Records>

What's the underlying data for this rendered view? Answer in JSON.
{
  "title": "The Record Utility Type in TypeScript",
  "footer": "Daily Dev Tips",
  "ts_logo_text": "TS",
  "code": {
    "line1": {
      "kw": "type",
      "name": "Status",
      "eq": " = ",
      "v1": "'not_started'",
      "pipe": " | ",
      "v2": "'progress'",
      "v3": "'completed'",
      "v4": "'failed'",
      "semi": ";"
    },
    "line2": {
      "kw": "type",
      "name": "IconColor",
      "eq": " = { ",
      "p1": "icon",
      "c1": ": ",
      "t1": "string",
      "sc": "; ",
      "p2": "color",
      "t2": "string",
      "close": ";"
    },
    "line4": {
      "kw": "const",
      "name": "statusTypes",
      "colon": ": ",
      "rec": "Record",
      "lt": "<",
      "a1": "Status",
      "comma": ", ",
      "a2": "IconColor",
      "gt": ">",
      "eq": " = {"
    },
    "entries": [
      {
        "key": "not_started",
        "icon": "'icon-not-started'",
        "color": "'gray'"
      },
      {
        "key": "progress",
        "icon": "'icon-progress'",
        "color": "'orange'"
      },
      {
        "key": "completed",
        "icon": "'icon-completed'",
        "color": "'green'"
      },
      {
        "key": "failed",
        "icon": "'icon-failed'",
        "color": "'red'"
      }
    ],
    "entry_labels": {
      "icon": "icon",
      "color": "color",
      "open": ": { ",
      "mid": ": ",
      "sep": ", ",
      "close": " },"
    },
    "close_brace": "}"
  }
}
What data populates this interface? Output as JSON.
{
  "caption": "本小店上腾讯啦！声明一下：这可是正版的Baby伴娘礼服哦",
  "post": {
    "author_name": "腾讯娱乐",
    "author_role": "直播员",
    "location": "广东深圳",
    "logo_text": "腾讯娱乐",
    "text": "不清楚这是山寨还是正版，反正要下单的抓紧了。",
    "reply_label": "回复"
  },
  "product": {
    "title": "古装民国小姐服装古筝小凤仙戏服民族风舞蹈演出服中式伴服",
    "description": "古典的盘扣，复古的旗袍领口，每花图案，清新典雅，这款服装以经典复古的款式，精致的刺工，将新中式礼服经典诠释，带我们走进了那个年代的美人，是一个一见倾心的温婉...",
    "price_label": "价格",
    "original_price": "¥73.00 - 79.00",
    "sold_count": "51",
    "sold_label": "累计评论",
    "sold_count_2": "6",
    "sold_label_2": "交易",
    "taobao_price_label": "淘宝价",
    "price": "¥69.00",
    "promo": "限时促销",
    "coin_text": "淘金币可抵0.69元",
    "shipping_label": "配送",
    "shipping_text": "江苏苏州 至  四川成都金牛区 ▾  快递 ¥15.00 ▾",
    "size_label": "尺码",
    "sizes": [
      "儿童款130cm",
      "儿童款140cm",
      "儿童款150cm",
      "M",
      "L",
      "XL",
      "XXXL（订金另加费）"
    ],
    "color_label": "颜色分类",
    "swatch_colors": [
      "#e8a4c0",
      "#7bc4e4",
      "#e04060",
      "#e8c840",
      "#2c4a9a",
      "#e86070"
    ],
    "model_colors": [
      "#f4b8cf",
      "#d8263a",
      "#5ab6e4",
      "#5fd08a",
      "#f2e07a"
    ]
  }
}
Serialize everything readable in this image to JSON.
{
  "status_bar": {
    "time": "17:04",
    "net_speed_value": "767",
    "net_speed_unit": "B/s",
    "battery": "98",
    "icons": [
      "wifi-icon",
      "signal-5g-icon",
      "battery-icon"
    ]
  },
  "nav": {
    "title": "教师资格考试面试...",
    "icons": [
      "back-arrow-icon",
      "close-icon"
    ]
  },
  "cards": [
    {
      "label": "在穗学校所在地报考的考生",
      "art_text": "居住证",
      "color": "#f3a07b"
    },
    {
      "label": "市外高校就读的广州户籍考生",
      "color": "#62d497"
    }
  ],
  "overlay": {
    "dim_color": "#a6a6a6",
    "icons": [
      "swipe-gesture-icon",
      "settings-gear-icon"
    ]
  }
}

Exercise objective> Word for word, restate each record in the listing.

Result of the exercise>
What's the underlying data for this rendered view? Answer in JSON.
{
  "title": "The Record Utility Type in TypeScript",
  "footer": "Daily Dev Tips",
  "ts_logo_text": "TS",
  "code": {
    "line1": {
      "kw": "type",
      "name": "Status",
      "eq": " = ",
      "v1": "'not_started'",
      "pipe": " | ",
      "v2": "'progress'",
      "v3": "'completed'",
      "v4": "'failed'",
      "semi": ";"
    },
    "line2": {
      "kw": "type",
      "name": "IconColor",
      "eq": " = { ",
      "p1": "icon",
      "c1": ": ",
      "t1": "string",
      "sc": "; ",
      "p2": "color",
      "t2": "string",
      "close": ";"
    },
    "line4": {
      "kw": "const",
      "name": "statusTypes",
      "colon": ": ",
      "rec": "Record",
      "lt": "<",
      "a1": "Status",
      "comma": ", ",
      "a2": "IconColor",
      "gt": ">",
      "eq": " = {"
    },
    "entries": [
      {
        "key": "not_started",
        "icon": "'icon-not-started'",
        "color": "'gray'"
      },
      {
        "key": "progress",
        "icon": "'icon-progress'",
        "color": "'orange'"
      },
      {
        "key": "completed",
        "icon": "'icon-completed'",
        "color": "'green'"
      },
      {
        "key": "failed",
        "icon": "'icon-failed'",
        "color": "'red'"
      }
    ],
    "entry_labels": {
      "icon": "icon",
      "color": "color",
      "open": ": { ",
      "mid": ": ",
      "sep": ", ",
      "close": " },"
    },
    "close_brace": "}"
  }
}
What data populates this interface? Output as JSON.
{
  "caption": "本小店上腾讯啦！声明一下：这可是正版的Baby伴娘礼服哦",
  "post": {
    "author_name": "腾讯娱乐",
    "author_role": "直播员",
    "location": "广东深圳",
    "logo_text": "腾讯娱乐",
    "text": "不清楚这是山寨还是正版，反正要下单的抓紧了。",
    "reply_label": "回复"
  },
  "product": {
    "title": "古装民国小姐服装古筝小凤仙戏服民族风舞蹈演出服中式伴服",
    "description": "古典的盘扣，复古的旗袍领口，每花图案，清新典雅，这款服装以经典复古的款式，精致的刺工，将新中式礼服经典诠释，带我们走进了那个年代的美人，是一个一见倾心的温婉...",
    "price_label": "价格",
    "original_price": "¥73.00 - 79.00",
    "sold_count": "51",
    "sold_label": "累计评论",
    "sold_count_2": "6",
    "sold_label_2": "交易",
    "taobao_price_label": "淘宝价",
    "price": "¥69.00",
    "promo": "限时促销",
    "coin_text": "淘金币可抵0.69元",
    "shipping_label": "配送",
    "shipping_text": "江苏苏州 至  四川成都金牛区 ▾  快递 ¥15.00 ▾",
    "size_label": "尺码",
    "sizes": [
      "儿童款130cm",
      "儿童款140cm",
      "儿童款150cm",
      "M",
      "L",
      "XL",
      "XXXL（订金另加费）"
    ],
    "color_label": "颜色分类",
    "swatch_colors": [
      "#e8a4c0",
      "#7bc4e4",
      "#e04060",
      "#e8c840",
      "#2c4a9a",
      "#e86070"
    ],
    "model_colors": [
      "#f4b8cf",
      "#d8263a",
      "#5ab6e4",
      "#5fd08a",
      "#f2e07a"
    ]
  }
}
Serialize everything readable in this image to JSON.
{
  "status_bar": {
    "time": "17:04",
    "net_speed_value": "767",
    "net_speed_unit": "B/s",
    "battery": "98",
    "icons": [
      "wifi-icon",
      "signal-5g-icon",
      "battery-icon"
    ]
  },
  "nav": {
    "title": "教师资格考试面试...",
    "icons": [
      "back-arrow-icon",
      "close-icon"
    ]
  },
  "cards": [
    {
      "label": "在穗学校所在地报考的考生",
      "art_text": "居住证",
      "color": "#f3a07b"
    },
    {
      "label": "市外高校就读的广州户籍考生",
      "color": "#62d497"
    }
  ],
  "overlay": {
    "dim_color": "#a6a6a6",
    "icons": [
      "swipe-gesture-icon",
      "settings-gear-icon"
    ]
  }
}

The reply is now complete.